╭─ Data shown

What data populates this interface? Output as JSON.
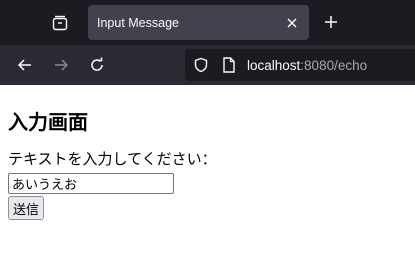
{
  "browser": {
    "tab_title": "Input Message",
    "url_host": "localhost",
    "url_rest": ":8080/echo"
  },
  "page": {
    "title": "入力画面",
    "prompt": "テキストを入力してください：",
    "input_value": "あいうえお",
    "submit_label": "送信"
  },
  "colors": {
    "tab_strip": "#1c1b22",
    "active_tab": "#42414d",
    "nav_bar": "#2b2a33",
    "url_bar": "#1c1b22"
  }
}
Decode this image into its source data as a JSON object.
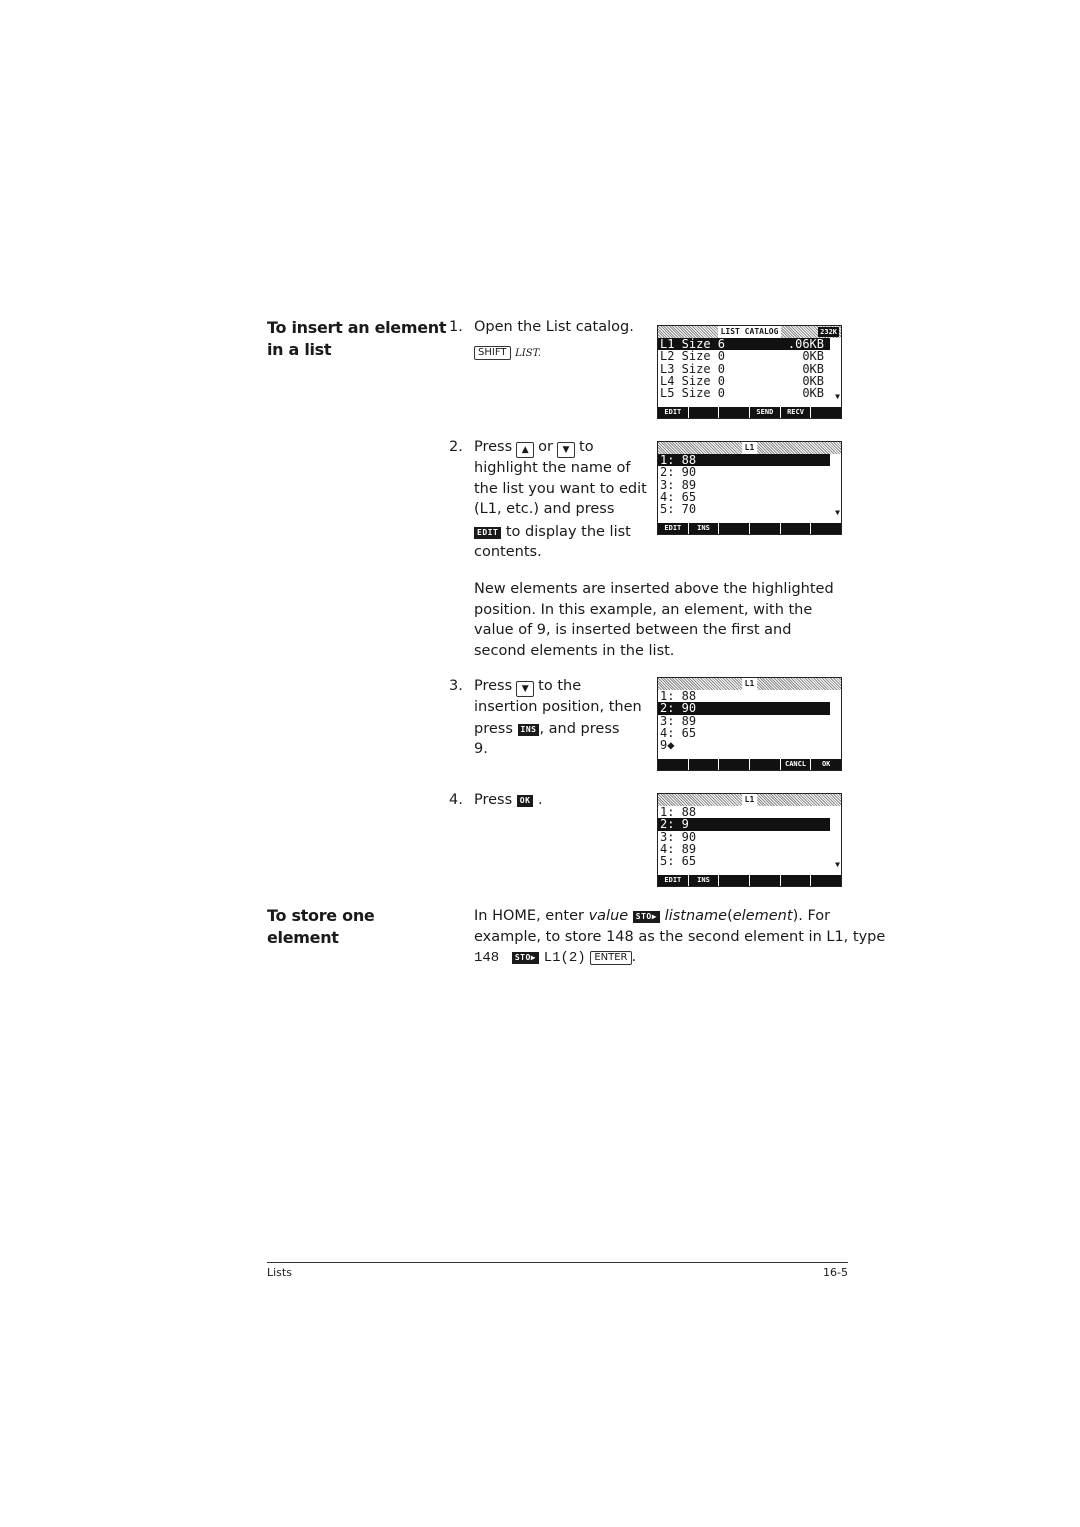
{
  "sections": {
    "insert": {
      "heading_line1": "To insert an element",
      "heading_line2": "in a list"
    },
    "store": {
      "heading_line1": "To store one",
      "heading_line2": "element"
    }
  },
  "steps": [
    {
      "num": "1.",
      "text": "Open the List catalog.",
      "key_shift": "SHIFT",
      "key_list": "LIST",
      "suffix": "."
    },
    {
      "num": "2.",
      "press": "Press",
      "or": "or",
      "to": "to",
      "up_icon": "▲",
      "down_icon": "▼",
      "line2": "highlight the name of",
      "line3": "the list you want to edit",
      "line4": "(L1, etc.) and press",
      "soft_key": "EDIT",
      "line5_rest": "to display the list",
      "line6": "contents."
    },
    {
      "num": "3.",
      "press": "Press",
      "down_icon": "▼",
      "to_the": "to the",
      "line2": "insertion position, then",
      "press2": "press",
      "soft_key": "INS",
      "line3_rest": ", and press",
      "line4": "9."
    },
    {
      "num": "4.",
      "press": "Press",
      "soft_key": "OK",
      "suffix": "."
    }
  ],
  "paragraph_inserted": "New elements are inserted above the highlighted position. In this example, an element, with the value of 9, is inserted between the first and second elements in the list.",
  "store_text": {
    "part1": "In HOME, enter ",
    "value_word": "value",
    "sto_key": "STO▶",
    "listname_word": "listname",
    "paren_open": "(",
    "element_word": "element",
    "part2": "). For",
    "line2": "example, to store 148 as the second element in L1, type",
    "code_148": "148",
    "code_l1": "L1(2)",
    "enter_key": "ENTER",
    "end": "."
  },
  "screens": [
    {
      "title": "LIST CATALOG",
      "memory": "232K",
      "rows": [
        {
          "left": "L1 Size 6",
          "right": ".06KB",
          "highlighted": true
        },
        {
          "left": "L2 Size 0",
          "right": "0KB",
          "highlighted": false
        },
        {
          "left": "L3 Size 0",
          "right": "0KB",
          "highlighted": false
        },
        {
          "left": "L4 Size 0",
          "right": "0KB",
          "highlighted": false
        },
        {
          "left": "L5 Size 0",
          "right": "0KB",
          "highlighted": false
        }
      ],
      "more_arrow": "▼",
      "menu": [
        "EDIT",
        "",
        "",
        "SEND",
        "RECV",
        ""
      ]
    },
    {
      "title": "L1",
      "rows": [
        {
          "left": "1: 88",
          "highlighted": true
        },
        {
          "left": "2: 90",
          "highlighted": false
        },
        {
          "left": "3: 89",
          "highlighted": false
        },
        {
          "left": "4: 65",
          "highlighted": false
        },
        {
          "left": "5: 70",
          "highlighted": false
        }
      ],
      "more_arrow": "▼",
      "menu": [
        "EDIT",
        "INS",
        "",
        "",
        "",
        ""
      ]
    },
    {
      "title": "L1",
      "rows": [
        {
          "left": "1: 88",
          "highlighted": false
        },
        {
          "left": "2: 90",
          "highlighted": true
        },
        {
          "left": "3: 89",
          "highlighted": false
        },
        {
          "left": "4: 65",
          "highlighted": false
        },
        {
          "left": "9◆",
          "highlighted": false
        }
      ],
      "more_arrow": "",
      "menu": [
        "",
        "",
        "",
        "",
        "CANCL",
        "OK"
      ]
    },
    {
      "title": "L1",
      "rows": [
        {
          "left": "1: 88",
          "highlighted": false
        },
        {
          "left": "2: 9",
          "highlighted": true
        },
        {
          "left": "3: 90",
          "highlighted": false
        },
        {
          "left": "4: 89",
          "highlighted": false
        },
        {
          "left": "5: 65",
          "highlighted": false
        }
      ],
      "more_arrow": "▼",
      "menu": [
        "EDIT",
        "INS",
        "",
        "",
        "",
        ""
      ]
    }
  ],
  "footer": {
    "left": "Lists",
    "right": "16-5"
  }
}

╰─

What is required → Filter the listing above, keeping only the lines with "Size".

Response below →
          "left": "L1 Size 6",
          "left": "L2 Size 0",
          "left": "L3 Size 0",
          "left": "L4 Size 0",
          "left": "L5 Size 0",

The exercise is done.